We celebrated a day early with a chicken, potatos, peas, and cranberries (picked out from the frozen fruit mix). Of course Beth had to do the chicken dance too. : )
It was quite special. We have much to be thankful for this year: a completed degree, an internship, a relatively smooth move to Germany, a place to live, clothes to wear in the cold weather, bicycles to ride (when it's not icy), a wonderful church, special friends around the world, and of course dear families. Our hearts are full of Thanksgiving.

Friday, November 18, 2005

First snowfall

We woke up this morning to a beautiful snowfall outside our window! It's now early afternoon, and most of the snow has melted into a drippy, rainy day, but we sure enjoyed this morning.
So did Steve stay home from work? Did all the German schoolchildren stay home from school? Absolutely not. This kind of snow is apparently quite normal for Munich, though even the Germans still seem to enjoy the fresh beauty of the "first snowfall of the year."
What about all the bike-riding? Is it over for the year? Amazingly, bike riding is still possible in this kind of snow. It's all so wet that nothing really slips. Plus, the roads are well-cleared in most places. We'll have to see what the rest of the winter brings, but we're hoping we can ride on!
Yeah, so Steve wanted one more picture on the blog, but it was impossible to take with only one camera. The picture would have been of Beth standing on the back porch in shorts and a T-shirt taking pictures of the snow...

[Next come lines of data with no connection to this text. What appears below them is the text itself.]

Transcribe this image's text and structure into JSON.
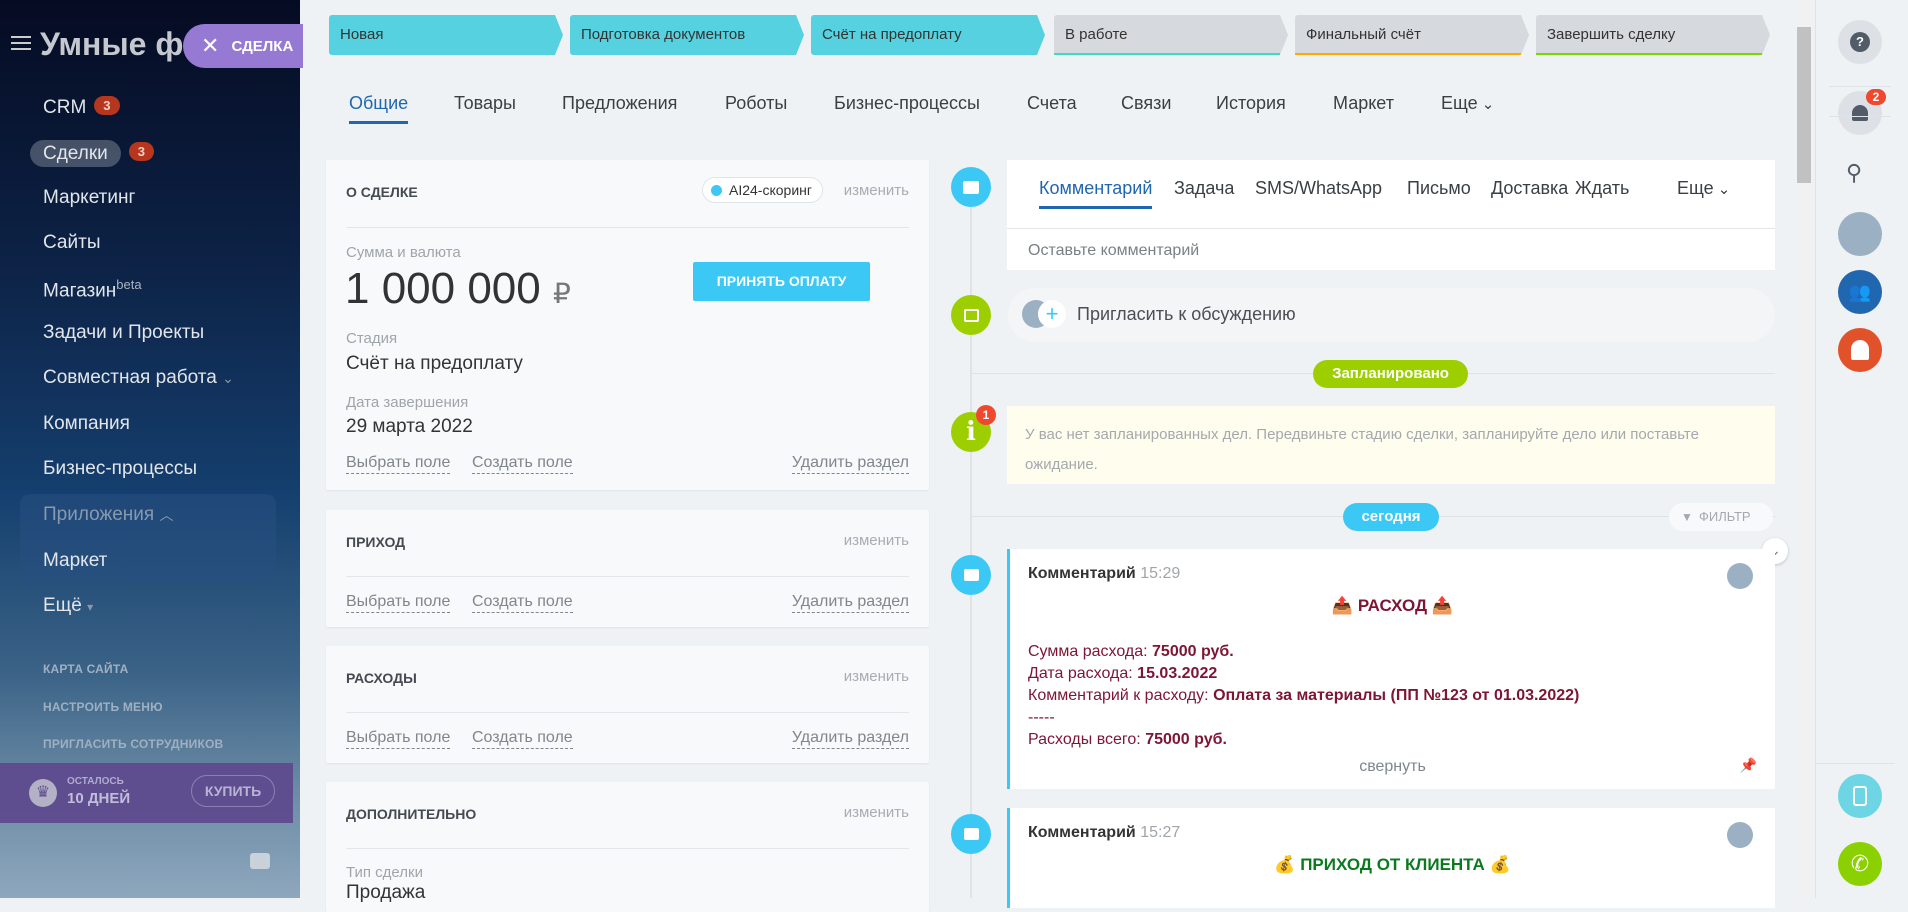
{
  "sidebar": {
    "logo": "Умные фи",
    "items": [
      {
        "label": "CRM",
        "badge": "3"
      },
      {
        "label": "Сделки",
        "badge": "3"
      },
      {
        "label": "Маркетинг"
      },
      {
        "label": "Сайты"
      },
      {
        "label": "Магазин",
        "sup": "beta"
      },
      {
        "label": "Задачи и Проекты"
      },
      {
        "label": "Совместная работа"
      },
      {
        "label": "Компания"
      },
      {
        "label": "Бизнес-процессы"
      },
      {
        "label": "Приложения"
      },
      {
        "label": "Маркет"
      },
      {
        "label": "Ещё"
      }
    ],
    "links": [
      "КАРТА САЙТА",
      "НАСТРОИТЬ МЕНЮ",
      "ПРИГЛАСИТЬ СОТРУДНИКОВ"
    ],
    "trial": {
      "line1": "ОСТАЛОСЬ",
      "line2": "10 ДНЕЙ",
      "buy": "КУПИТЬ"
    }
  },
  "deal_pill": "СДЕЛКА",
  "stages": [
    {
      "label": "Новая",
      "state": "done"
    },
    {
      "label": "Подготовка документов",
      "state": "done"
    },
    {
      "label": "Счёт на предоплату",
      "state": "done"
    },
    {
      "label": "В работе",
      "state": "todo",
      "color": "#3ed9c0"
    },
    {
      "label": "Финальный счёт",
      "state": "todo",
      "color": "#ffa800"
    },
    {
      "label": "Завершить сделку",
      "state": "todo",
      "color": "#7bd500"
    }
  ],
  "tabs": [
    "Общие",
    "Товары",
    "Предложения",
    "Роботы",
    "Бизнес-процессы",
    "Счета",
    "Связи",
    "История",
    "Маркет",
    "Еще"
  ],
  "about": {
    "title": "О СДЕЛКЕ",
    "scoring": "AI24-скоринг",
    "edit": "изменить",
    "amount_label": "Сумма и валюта",
    "amount": "1 000 000",
    "currency": "₽",
    "pay_button": "ПРИНЯТЬ ОПЛАТУ",
    "stage_label": "Стадия",
    "stage_value": "Счёт на предоплату",
    "date_label": "Дата завершения",
    "date_value": "29 марта 2022"
  },
  "field_links": {
    "choose": "Выбрать поле",
    "create": "Создать поле",
    "delete": "Удалить раздел"
  },
  "income": {
    "title": "ПРИХОД",
    "edit": "изменить"
  },
  "expenses": {
    "title": "РАСХОДЫ",
    "edit": "изменить"
  },
  "extra": {
    "title": "ДОПОЛНИТЕЛЬНО",
    "edit": "изменить",
    "type_label": "Тип сделки",
    "type_value": "Продажа"
  },
  "composer": {
    "tabs": [
      "Комментарий",
      "Задача",
      "SMS/WhatsApp",
      "Письмо",
      "Доставка",
      "Ждать",
      "Еще"
    ],
    "placeholder": "Оставьте комментарий"
  },
  "invite": "Пригласить к обсуждению",
  "planned": {
    "badge": "Запланировано",
    "notice": "У вас нет запланированных дел. Передвиньте стадию сделки, запланируйте дело или поставьте ожидание.",
    "count": "1"
  },
  "today": "сегодня",
  "filter": "ФИЛЬТР",
  "comments": [
    {
      "title": "Комментарий",
      "time": "15:29",
      "heading": "РАСХОД",
      "lines": [
        {
          "label": "Сумма расхода: ",
          "value": "75000 руб."
        },
        {
          "label": "Дата расхода: ",
          "value": "15.03.2022"
        },
        {
          "label": "Комментарий к расходу: ",
          "value": "Оплата за материалы (ПП №123 от 01.03.2022)"
        }
      ],
      "divider": "-----",
      "total": {
        "label": "Расходы всего: ",
        "value": "75000 руб."
      },
      "collapse": "свернуть"
    },
    {
      "title": "Комментарий",
      "time": "15:27",
      "heading": "ПРИХОД ОТ КЛИЕНТА"
    }
  ],
  "right_sidebar": {
    "notifications": "2"
  },
  "colors": {
    "accent": "#2066b0",
    "stage_done": "#56d1e0",
    "green": "#9dcf00",
    "blue": "#3bc8f5"
  }
}
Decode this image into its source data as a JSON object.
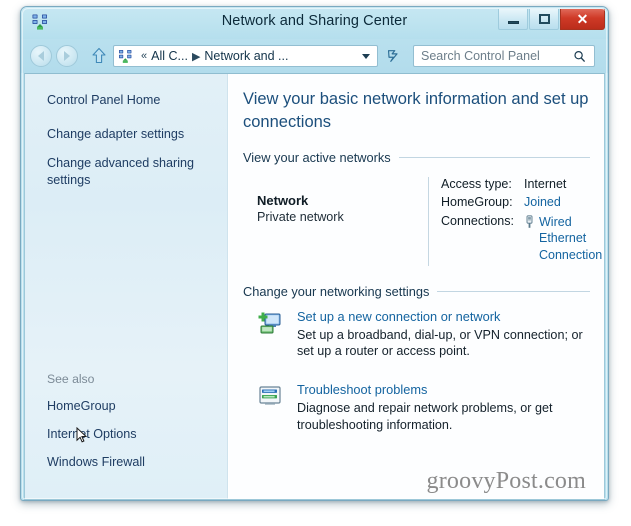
{
  "window": {
    "title": "Network and Sharing Center",
    "app_icon": "network-sharing-icon",
    "buttons": {
      "minimize": "minimize-button",
      "maximize": "maximize-button",
      "close": "close-button",
      "close_glyph": "✕"
    }
  },
  "navbar": {
    "back": "back-button",
    "forward": "forward-button",
    "up": "up-button",
    "refresh": "refresh-button",
    "breadcrumb": {
      "icon": "control-panel-icon",
      "overflow": "«",
      "items": [
        "All C...",
        "Network and ..."
      ],
      "separator": "▶",
      "dropdown": "chevron-down-icon"
    },
    "search": {
      "placeholder": "Search Control Panel",
      "value": "",
      "icon": "search-icon"
    }
  },
  "sidebar": {
    "items": [
      {
        "label": "Control Panel Home"
      },
      {
        "label": "Change adapter settings"
      },
      {
        "label": "Change advanced sharing settings"
      }
    ],
    "see_also": {
      "label": "See also",
      "items": [
        {
          "label": "HomeGroup"
        },
        {
          "label": "Internet Options"
        },
        {
          "label": "Windows Firewall"
        }
      ]
    }
  },
  "content": {
    "heading": "View your basic network information and set up connections",
    "active_networks": {
      "section_title": "View your active networks",
      "network_name": "Network",
      "network_type": "Private network",
      "details": [
        {
          "label": "Access type:",
          "value": "Internet",
          "is_link": false
        },
        {
          "label": "HomeGroup:",
          "value": "Joined",
          "is_link": true
        }
      ],
      "connections_label": "Connections:",
      "connections_value": "Wired Ethernet Connection",
      "connections_icon": "ethernet-adapter-icon"
    },
    "settings": {
      "section_title": "Change your networking settings",
      "tasks": [
        {
          "icon": "new-connection-icon",
          "title": "Set up a new connection or network",
          "description": "Set up a broadband, dial-up, or VPN connection; or set up a router or access point."
        },
        {
          "icon": "troubleshoot-icon",
          "title": "Troubleshoot problems",
          "description": "Diagnose and repair network problems, or get troubleshooting information."
        }
      ]
    },
    "watermark": "groovyPost.com"
  },
  "colors": {
    "window_chrome": "#b9e0ee",
    "title_text": "#0c2a3a",
    "close_button": "#cf3a27",
    "link": "#1464a0",
    "heading": "#1c4f7c",
    "sidebar_bg": "#e2f0f7",
    "sidebar_link": "#1f3d63"
  }
}
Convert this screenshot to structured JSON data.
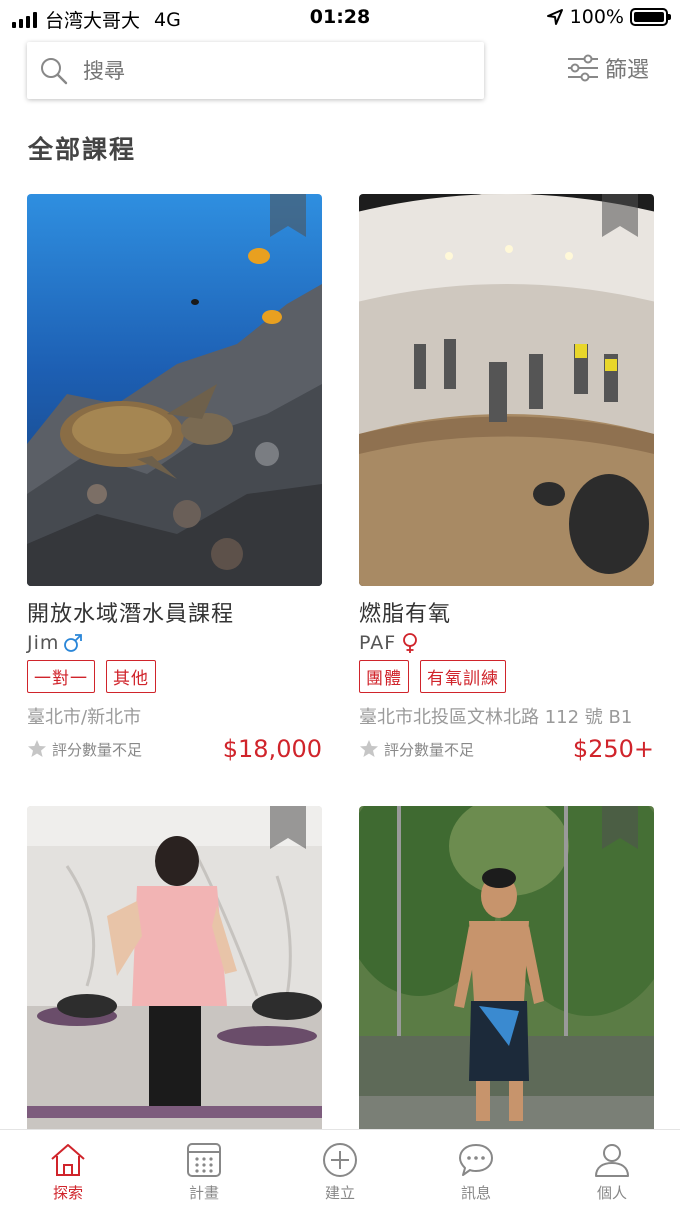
{
  "status_bar": {
    "carrier": "台湾大哥大",
    "network": "4G",
    "time": "01:28",
    "battery": "100%",
    "battery_level": 1.0
  },
  "search": {
    "placeholder": "搜尋"
  },
  "filter": {
    "label": "篩選"
  },
  "section_title": "全部課程",
  "courses": [
    {
      "title": "開放水域潛水員課程",
      "coach": "Jim",
      "gender": "male",
      "tags": [
        "一對一",
        "其他"
      ],
      "location": "臺北市/新北市",
      "rating": "評分數量不足",
      "price": "$18,000"
    },
    {
      "title": "燃脂有氧",
      "coach": "PAF",
      "gender": "female",
      "tags": [
        "團體",
        "有氧訓練"
      ],
      "location": "臺北市北投區文林北路 112 號 B1",
      "rating": "評分數量不足",
      "price": "$250+"
    },
    {},
    {}
  ],
  "tab_bar": {
    "items": [
      {
        "label": "探索",
        "icon": "home-icon",
        "active": true
      },
      {
        "label": "計畫",
        "icon": "calendar-icon",
        "active": false
      },
      {
        "label": "建立",
        "icon": "plus-circle-icon",
        "active": false
      },
      {
        "label": "訊息",
        "icon": "chat-bubble-icon",
        "active": false
      },
      {
        "label": "個人",
        "icon": "person-icon",
        "active": false
      }
    ]
  },
  "colors": {
    "accent": "#d0242b",
    "muted": "#9a9a9a",
    "male": "#2a86d8",
    "female": "#d0242b"
  }
}
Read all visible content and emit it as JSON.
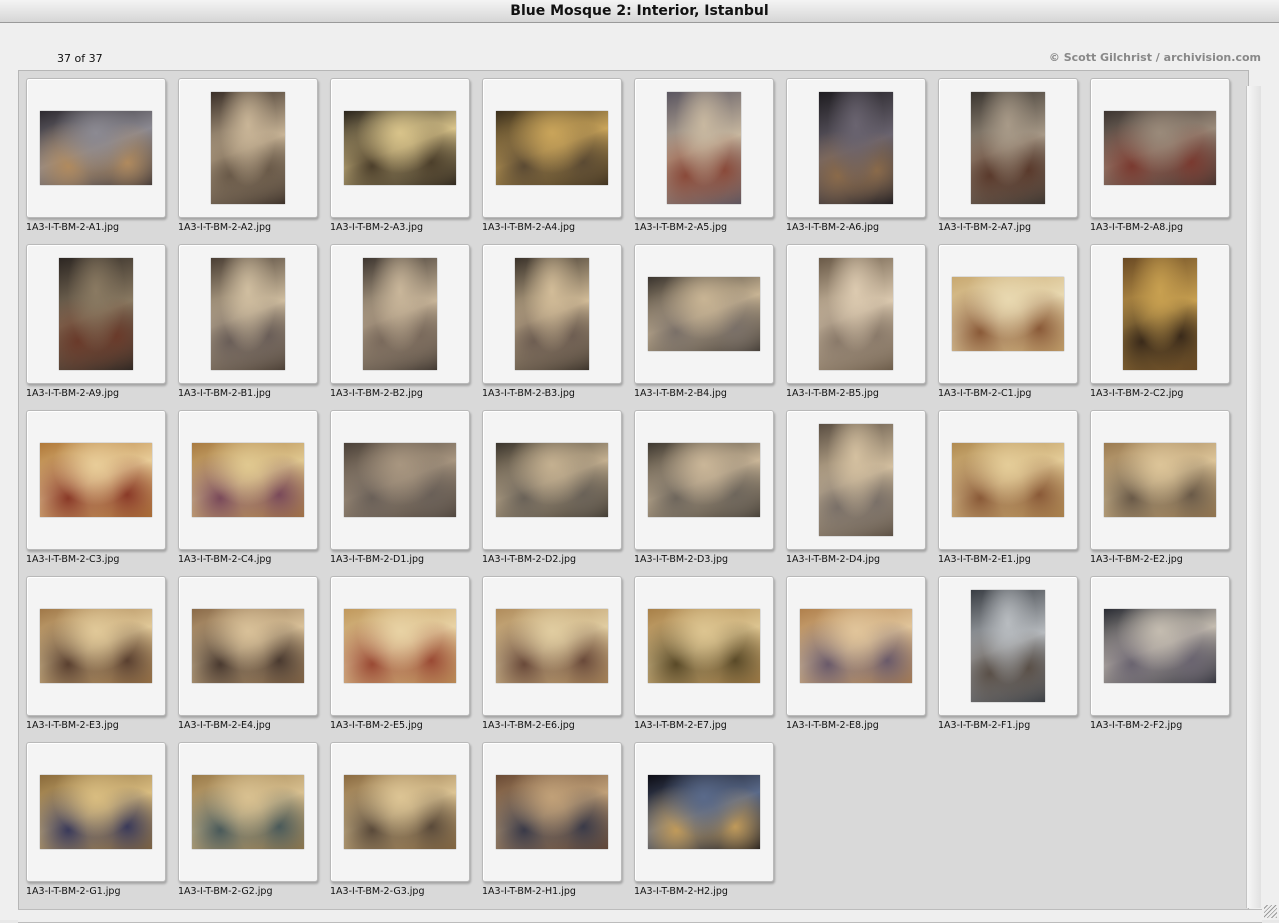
{
  "window": {
    "title": "Blue Mosque 2: Interior, Istanbul",
    "counter": "37 of 37",
    "credit": "© Scott Gilchrist / archivision.com"
  },
  "thumbnails": [
    {
      "filename": "1A3-I-T-BM-2-A1.jpg",
      "orientation": "landscape",
      "colors": [
        "#2e2a30",
        "#8c8a92",
        "#b08a5e"
      ]
    },
    {
      "filename": "1A3-I-T-BM-2-A2.jpg",
      "orientation": "portrait",
      "colors": [
        "#3a2f28",
        "#c9b597",
        "#6a5a49"
      ]
    },
    {
      "filename": "1A3-I-T-BM-2-A3.jpg",
      "orientation": "landscape",
      "colors": [
        "#2a241c",
        "#d8c38a",
        "#4c3f2b"
      ]
    },
    {
      "filename": "1A3-I-T-BM-2-A4.jpg",
      "orientation": "landscape",
      "colors": [
        "#3a2e1c",
        "#c9a45a",
        "#5b4a33"
      ]
    },
    {
      "filename": "1A3-I-T-BM-2-A5.jpg",
      "orientation": "portrait",
      "colors": [
        "#5a5560",
        "#c8b8a0",
        "#8a4a3a"
      ]
    },
    {
      "filename": "1A3-I-T-BM-2-A6.jpg",
      "orientation": "portrait",
      "colors": [
        "#1e1c20",
        "#6a6470",
        "#8a6a4a"
      ]
    },
    {
      "filename": "1A3-I-T-BM-2-A7.jpg",
      "orientation": "portrait",
      "colors": [
        "#3a3530",
        "#a89a88",
        "#5a3a2c"
      ]
    },
    {
      "filename": "1A3-I-T-BM-2-A8.jpg",
      "orientation": "landscape",
      "colors": [
        "#3c3430",
        "#9a8a7a",
        "#7a3a30"
      ]
    },
    {
      "filename": "1A3-I-T-BM-2-A9.jpg",
      "orientation": "portrait",
      "colors": [
        "#2c2622",
        "#8a7a62",
        "#6a3a2a"
      ]
    },
    {
      "filename": "1A3-I-T-BM-2-B1.jpg",
      "orientation": "portrait",
      "colors": [
        "#4a3e34",
        "#d0bea0",
        "#6a5e58"
      ]
    },
    {
      "filename": "1A3-I-T-BM-2-B2.jpg",
      "orientation": "portrait",
      "colors": [
        "#3e3630",
        "#c9b69a",
        "#7a6a5c"
      ]
    },
    {
      "filename": "1A3-I-T-BM-2-B3.jpg",
      "orientation": "portrait",
      "colors": [
        "#3a322a",
        "#d2bc98",
        "#6e5e52"
      ]
    },
    {
      "filename": "1A3-I-T-BM-2-B4.jpg",
      "orientation": "landscape",
      "colors": [
        "#3a342e",
        "#c8b494",
        "#7a7068"
      ]
    },
    {
      "filename": "1A3-I-T-BM-2-B5.jpg",
      "orientation": "portrait",
      "colors": [
        "#6a5a48",
        "#dccab0",
        "#8a7a6a"
      ]
    },
    {
      "filename": "1A3-I-T-BM-2-C1.jpg",
      "orientation": "landscape",
      "colors": [
        "#c8a870",
        "#e8d8b0",
        "#8a5a38"
      ]
    },
    {
      "filename": "1A3-I-T-BM-2-C2.jpg",
      "orientation": "portrait",
      "colors": [
        "#6a4a24",
        "#c8a050",
        "#3a2a1a"
      ]
    },
    {
      "filename": "1A3-I-T-BM-2-C3.jpg",
      "orientation": "landscape",
      "colors": [
        "#b07838",
        "#e8cc98",
        "#8a3a28"
      ]
    },
    {
      "filename": "1A3-I-T-BM-2-C4.jpg",
      "orientation": "landscape",
      "colors": [
        "#a87a40",
        "#e0c890",
        "#7a4a5a"
      ]
    },
    {
      "filename": "1A3-I-T-BM-2-D1.jpg",
      "orientation": "landscape",
      "colors": [
        "#4a4038",
        "#a89680",
        "#6a6058"
      ]
    },
    {
      "filename": "1A3-I-T-BM-2-D2.jpg",
      "orientation": "landscape",
      "colors": [
        "#3a342c",
        "#c4b090",
        "#6a6258"
      ]
    },
    {
      "filename": "1A3-I-T-BM-2-D3.jpg",
      "orientation": "landscape",
      "colors": [
        "#3e3830",
        "#cab698",
        "#6e665c"
      ]
    },
    {
      "filename": "1A3-I-T-BM-2-D4.jpg",
      "orientation": "portrait",
      "colors": [
        "#5a4e42",
        "#d4c0a0",
        "#7a7068"
      ]
    },
    {
      "filename": "1A3-I-T-BM-2-E1.jpg",
      "orientation": "landscape",
      "colors": [
        "#b08a50",
        "#e4cc98",
        "#8a5a38"
      ]
    },
    {
      "filename": "1A3-I-T-BM-2-E2.jpg",
      "orientation": "landscape",
      "colors": [
        "#9a7a50",
        "#dcc498",
        "#6a5a48"
      ]
    },
    {
      "filename": "1A3-I-T-BM-2-E3.jpg",
      "orientation": "landscape",
      "colors": [
        "#a07848",
        "#e0c898",
        "#5a4030"
      ]
    },
    {
      "filename": "1A3-I-T-BM-2-E4.jpg",
      "orientation": "landscape",
      "colors": [
        "#8a6a48",
        "#d8c098",
        "#4a3a30"
      ]
    },
    {
      "filename": "1A3-I-T-BM-2-E5.jpg",
      "orientation": "landscape",
      "colors": [
        "#c0985c",
        "#e8d2a4",
        "#9a4a34"
      ]
    },
    {
      "filename": "1A3-I-T-BM-2-E6.jpg",
      "orientation": "landscape",
      "colors": [
        "#b08c5c",
        "#e0cca0",
        "#6a4a3a"
      ]
    },
    {
      "filename": "1A3-I-T-BM-2-E7.jpg",
      "orientation": "landscape",
      "colors": [
        "#a88048",
        "#dcc490",
        "#5a4a28"
      ]
    },
    {
      "filename": "1A3-I-T-BM-2-E8.jpg",
      "orientation": "landscape",
      "colors": [
        "#b0804c",
        "#e0c49a",
        "#6a5a6a"
      ]
    },
    {
      "filename": "1A3-I-T-BM-2-F1.jpg",
      "orientation": "portrait",
      "colors": [
        "#3a3e44",
        "#b8bcc0",
        "#5a5048"
      ]
    },
    {
      "filename": "1A3-I-T-BM-2-F2.jpg",
      "orientation": "landscape",
      "colors": [
        "#2a2c34",
        "#c4bcb0",
        "#6a6470"
      ]
    },
    {
      "filename": "1A3-I-T-BM-2-G1.jpg",
      "orientation": "landscape",
      "colors": [
        "#8a6a3a",
        "#d8bc80",
        "#3a3a5a"
      ]
    },
    {
      "filename": "1A3-I-T-BM-2-G2.jpg",
      "orientation": "landscape",
      "colors": [
        "#9a7a48",
        "#d8c090",
        "#4a5a5a"
      ]
    },
    {
      "filename": "1A3-I-T-BM-2-G3.jpg",
      "orientation": "landscape",
      "colors": [
        "#8a6a40",
        "#dcc494",
        "#5a4a3a"
      ]
    },
    {
      "filename": "1A3-I-T-BM-2-H1.jpg",
      "orientation": "landscape",
      "colors": [
        "#6a4a34",
        "#c0a078",
        "#3a3a48"
      ]
    },
    {
      "filename": "1A3-I-T-BM-2-H2.jpg",
      "orientation": "landscape",
      "colors": [
        "#0c0c14",
        "#5a6a8a",
        "#c09a5a"
      ]
    }
  ]
}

Monday, November 07, 2005

Honor System

Germany seems to be a very trusting place. Newspapers, for example, are just kept in a box. Take a paper and you are expected to drop the coins into the little coin container one side of the box.

The same concept often applies to road-side vegetable stands or flower fields. Pick your own, drop the money in the box. Nobody is around to watch.
In my office, nobody locks the doors, and people just leave their laptops out on the desk--often unlocked. It's a bit different there though, since the whole building is secured, so only people with valid badges can enter.

Public transportation is also generally on the honor system too. You are expected to have a valid ticket, and checks usually only happen at the beginning or end of the month. (I've only been checked once in the 3 months I've been here). Just recently they finally started checking tickets on buses, but only after 9 pm.
If you're caught without a valid ticket, however, the fine is 40 Euros--nearly US $50. Beth has been checked three times.

Ironically, however, Germans seem to be paranoid about locking the doors of their homes, and most doors lock automatically behind you. It's important to always have your keys with you, even if you're just running downstairs to check on the laundry. And my tire pump was stolen off my bike.